# Do all vectors belong to a vector space?

If we were given the vector $(1,1,1)$, say, we know immediately that it belongs to the vector space $\mathbb{R}^3$ (and infinitely many others). But, if we take this vector of dolphins:

or some other bizarre contrived vector: Does it belong to a vector space?

The vector Wikipedia page seems to define them as:

An element of a vector space.

This suggests the answer to the above question is yes; if they weren't in a vector space, they wouldn't be vectors. But I'm not convinced by this sentence alone.

• While one vector space can be contained in another, an author needs to take care in clarifying for the reader which vector space is being referenced. For example, $(1,1,1)$ might be in $\mathbb{R}^3$ for an article's purpose, but another author might mean this to be a vector in $\mathbb{Q}^3$ or $\mathbb{C}^3$, or possibly in a vector space over a finite field. Without more context the reader cannot be sure. – hardmath Aug 29 '13 at 13:49
• A tuple is only a vector if its elements all come from a field $\mathbb{F}$, in which case it is an element of the vector space $\mathbb{F}^n$. Without some field structure on e.g. the set of aquatic mammals, your dolphin example is not a vector. – Anthony Carapetis Aug 29 '13 at 13:53

A vector space always exists over a certain field. In the case of your dolphins, for it to be part of a vector space, two things would have to happen:

1. You would have to define the $+$ and $\times$ operators for the field of dolphins, define a "zero dolphin", and prove that dolphins abide by all of the field axioms.

2. You would have show that the set of all dolphin vectors is closed on vector addition, and scalar multiplication.

Otherwise, it is not a vector, but an ordered set.

• Thanks for that; I think that's clear. As it stands, my vector of dolphins is an ordered set, but if I were to identify a field $\mathbb{F}$ of dolphins (which wouldn't be hard; take a large enough field and relabel the elements as dolphins), then the ordered set would belong to the vector space $\mathbb{F}^5$ (in this case), and thus be a vector. (It'd probably get more set-theoretic in the infinite case, but I think the principle is the same.) – Rebecca J. Stones Aug 29 '13 at 14:09
• @Rebecca Yes, spot on. And you're welcome :) – Ataraxia Aug 29 '13 at 16:13

If a vector belongs to a vector space, its components must belong to a field $K$. This is not the case for dolphins. A similar question is, even using numers instead of dolphins: is the set $\lbrace 2 \rbrace \subset \mathbb{R}$ on the real line a real vector space ? But then it should contain $\lbrace 0\rbrace$, which it does not. On the other hand, can we define $2$ as the zero element ?

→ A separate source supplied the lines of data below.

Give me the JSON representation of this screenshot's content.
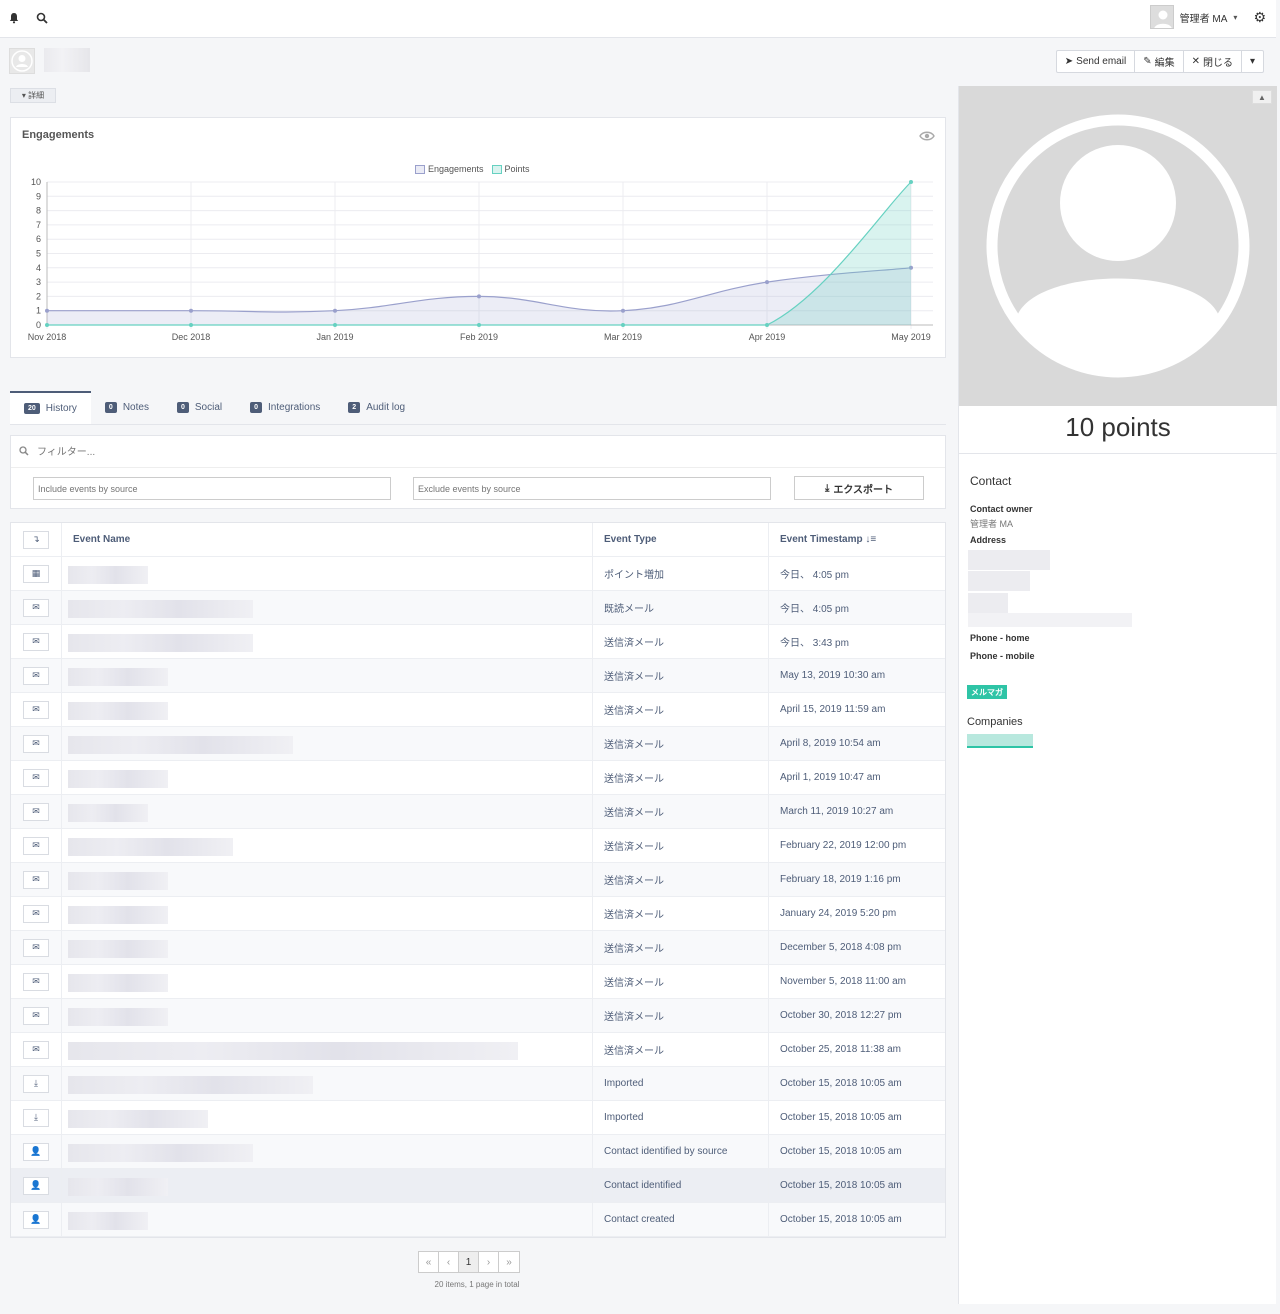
{
  "topbar": {
    "bell_icon": "bell-icon",
    "search_icon": "search-icon",
    "user_name": "管理者 MA",
    "settings_icon": "gear-icon"
  },
  "header": {
    "buttons": {
      "send_email": "Send email",
      "edit": "編集",
      "close": "閉じる"
    },
    "detail_toggle": "▾ 詳細"
  },
  "engagements": {
    "title": "Engagements",
    "legend": [
      "Engagements",
      "Points"
    ]
  },
  "chart_data": {
    "type": "line",
    "title": "Engagements",
    "x": [
      "Nov 2018",
      "Dec 2018",
      "Jan 2019",
      "Feb 2019",
      "Mar 2019",
      "Apr 2019",
      "May 2019"
    ],
    "series": [
      {
        "name": "Engagements",
        "values": [
          1,
          1,
          1,
          2,
          1,
          3,
          4
        ],
        "color": "#9aa0cc",
        "fill": "rgba(170,175,215,0.22)"
      },
      {
        "name": "Points",
        "values": [
          0,
          0,
          0,
          0,
          0,
          0,
          10
        ],
        "color": "#66d1c1",
        "fill": "rgba(102,209,193,0.25)"
      }
    ],
    "ylim": [
      0,
      10
    ],
    "yticks": [
      0,
      1,
      2,
      3,
      4,
      5,
      6,
      7,
      8,
      9,
      10
    ],
    "grid": true,
    "legend_position": "top"
  },
  "tabs": [
    {
      "count": "20",
      "label": "History"
    },
    {
      "count": "0",
      "label": "Notes"
    },
    {
      "count": "0",
      "label": "Social"
    },
    {
      "count": "0",
      "label": "Integrations"
    },
    {
      "count": "2",
      "label": "Audit log"
    }
  ],
  "filter": {
    "placeholder": "フィルター...",
    "include_placeholder": "Include events by source",
    "exclude_placeholder": "Exclude events by source",
    "export_label": "エクスポート"
  },
  "table": {
    "headers": {
      "name": "Event Name",
      "type": "Event Type",
      "timestamp": "Event Timestamp"
    },
    "rows": [
      {
        "icon": "calculator-icon",
        "type": "ポイント増加",
        "timestamp": "今日、 4:05 pm"
      },
      {
        "icon": "envelope-open-icon",
        "type": "既読メール",
        "timestamp": "今日、 4:05 pm"
      },
      {
        "icon": "envelope-icon",
        "type": "送信済メール",
        "timestamp": "今日、 3:43 pm"
      },
      {
        "icon": "envelope-icon",
        "type": "送信済メール",
        "timestamp": "May 13, 2019 10:30 am"
      },
      {
        "icon": "envelope-icon",
        "type": "送信済メール",
        "timestamp": "April 15, 2019 11:59 am"
      },
      {
        "icon": "envelope-icon",
        "type": "送信済メール",
        "timestamp": "April 8, 2019 10:54 am"
      },
      {
        "icon": "envelope-icon",
        "type": "送信済メール",
        "timestamp": "April 1, 2019 10:47 am"
      },
      {
        "icon": "envelope-icon",
        "type": "送信済メール",
        "timestamp": "March 11, 2019 10:27 am"
      },
      {
        "icon": "envelope-icon",
        "type": "送信済メール",
        "timestamp": "February 22, 2019 12:00 pm"
      },
      {
        "icon": "envelope-icon",
        "type": "送信済メール",
        "timestamp": "February 18, 2019 1:16 pm"
      },
      {
        "icon": "envelope-icon",
        "type": "送信済メール",
        "timestamp": "January 24, 2019 5:20 pm"
      },
      {
        "icon": "envelope-icon",
        "type": "送信済メール",
        "timestamp": "December 5, 2018 4:08 pm"
      },
      {
        "icon": "envelope-icon",
        "type": "送信済メール",
        "timestamp": "November 5, 2018 11:00 am"
      },
      {
        "icon": "envelope-icon",
        "type": "送信済メール",
        "timestamp": "October 30, 2018 12:27 pm"
      },
      {
        "icon": "envelope-icon",
        "type": "送信済メール",
        "timestamp": "October 25, 2018 11:38 am"
      },
      {
        "icon": "download-icon",
        "type": "Imported",
        "timestamp": "October 15, 2018 10:05 am"
      },
      {
        "icon": "download-icon",
        "type": "Imported",
        "timestamp": "October 15, 2018 10:05 am"
      },
      {
        "icon": "user-icon",
        "type": "Contact identified by source",
        "timestamp": "October 15, 2018 10:05 am"
      },
      {
        "icon": "user-icon",
        "type": "Contact identified",
        "timestamp": "October 15, 2018 10:05 am"
      },
      {
        "icon": "user-plus-icon",
        "type": "Contact created",
        "timestamp": "October 15, 2018 10:05 am"
      }
    ]
  },
  "pagination": {
    "current": "1",
    "info": "20 items, 1 page in total"
  },
  "sidebar": {
    "points": "10 points",
    "contact_heading": "Contact",
    "owner_label": "Contact owner",
    "owner_value": "管理者 MA",
    "address_label": "Address",
    "phone_home_label": "Phone - home",
    "phone_mobile_label": "Phone - mobile",
    "tag": "メルマガ",
    "companies_heading": "Companies"
  }
}
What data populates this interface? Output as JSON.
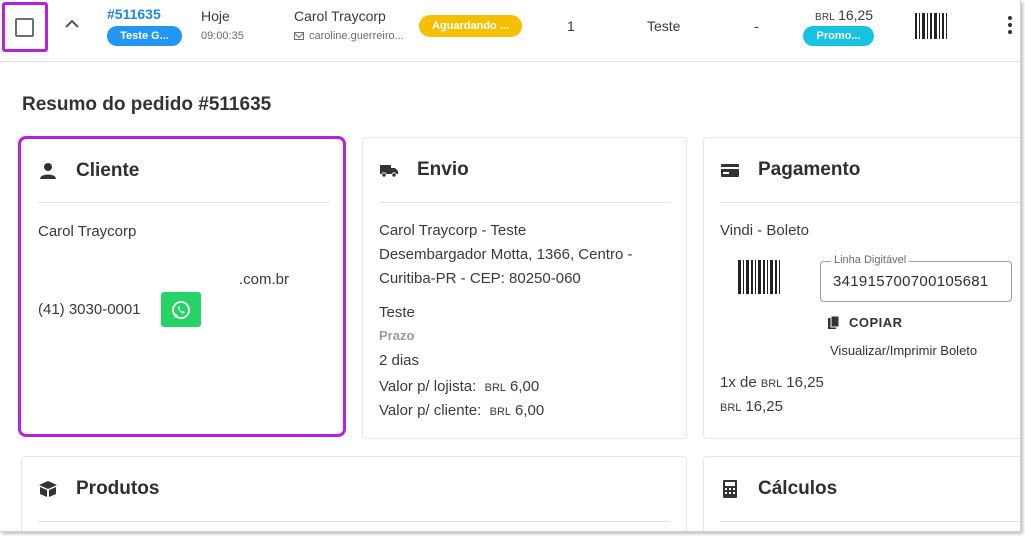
{
  "order": {
    "id": "#511635",
    "tag": "Teste G...",
    "date": "Hoje",
    "time": "09:00:35",
    "customer_name": "Carol Traycorp",
    "customer_email": "caroline.guerreiro...",
    "status": "Aguardando ...",
    "quantity": "1",
    "shipping": "Teste",
    "dash": "-",
    "currency": "BRL",
    "total": "16,25",
    "promo": "Promo..."
  },
  "summary": {
    "title": "Resumo do pedido #511635"
  },
  "cliente": {
    "title": "Cliente",
    "name": "Carol Traycorp",
    "email_suffix": ".com.br",
    "phone": "(41) 3030-0001"
  },
  "envio": {
    "title": "Envio",
    "address_line1": "Carol Traycorp - Teste",
    "address_line2": "Desembargador Motta, 1366, Centro -",
    "address_line3": "Curitiba-PR - CEP: 80250-060",
    "method": "Teste",
    "prazo_label": "Prazo",
    "prazo_value": "2 dias",
    "lojista_label": "Valor p/ lojista:",
    "lojista_currency": "BRL",
    "lojista_value": "6,00",
    "cliente_label": "Valor p/ cliente:",
    "cliente_currency": "BRL",
    "cliente_value": "6,00"
  },
  "pagamento": {
    "title": "Pagamento",
    "method": "Vindi - Boleto",
    "linha_label": "Linha Digitável",
    "linha_value": "341915700700105681",
    "copy_label": "COPIAR",
    "boleto_link": "Visualizar/Imprimir Boleto",
    "installments_prefix": "1x de",
    "installments_currency": "BRL",
    "installments_value": "16,25",
    "total_currency": "BRL",
    "total_value": "16,25"
  },
  "produtos": {
    "title": "Produtos"
  },
  "calculos": {
    "title": "Cálculos"
  },
  "colors": {
    "highlight": "#b620e0",
    "link_blue": "#1e88e5",
    "tag_blue": "#2196f3",
    "status_yellow": "#f5c000",
    "promo_cyan": "#17c3e0",
    "whatsapp_green": "#25d366"
  },
  "icons": {
    "chevron": "chevron-up-icon",
    "mail": "mail-icon",
    "barcode": "barcode-icon",
    "menu": "more-vertical-icon",
    "cliente": "person-icon",
    "envio": "truck-icon",
    "pagamento": "credit-card-icon",
    "whatsapp": "whatsapp-icon",
    "copy": "copy-icon",
    "produtos": "box-icon",
    "calculos": "calculator-icon"
  }
}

A vector, by definition, is an element of vector space, which is a set of vectors satisfying eight axioms. So no matter what the element is, even dolphin, it is a vector if and only if all elements in consideration form a vector space.

For example, which is the simplest, the "dolphin" is a vector if the vector space on $\mathcal{Z}_2$ is $\{0,''dolphin''\}$ and $''dolphin''+''dolphin''=0$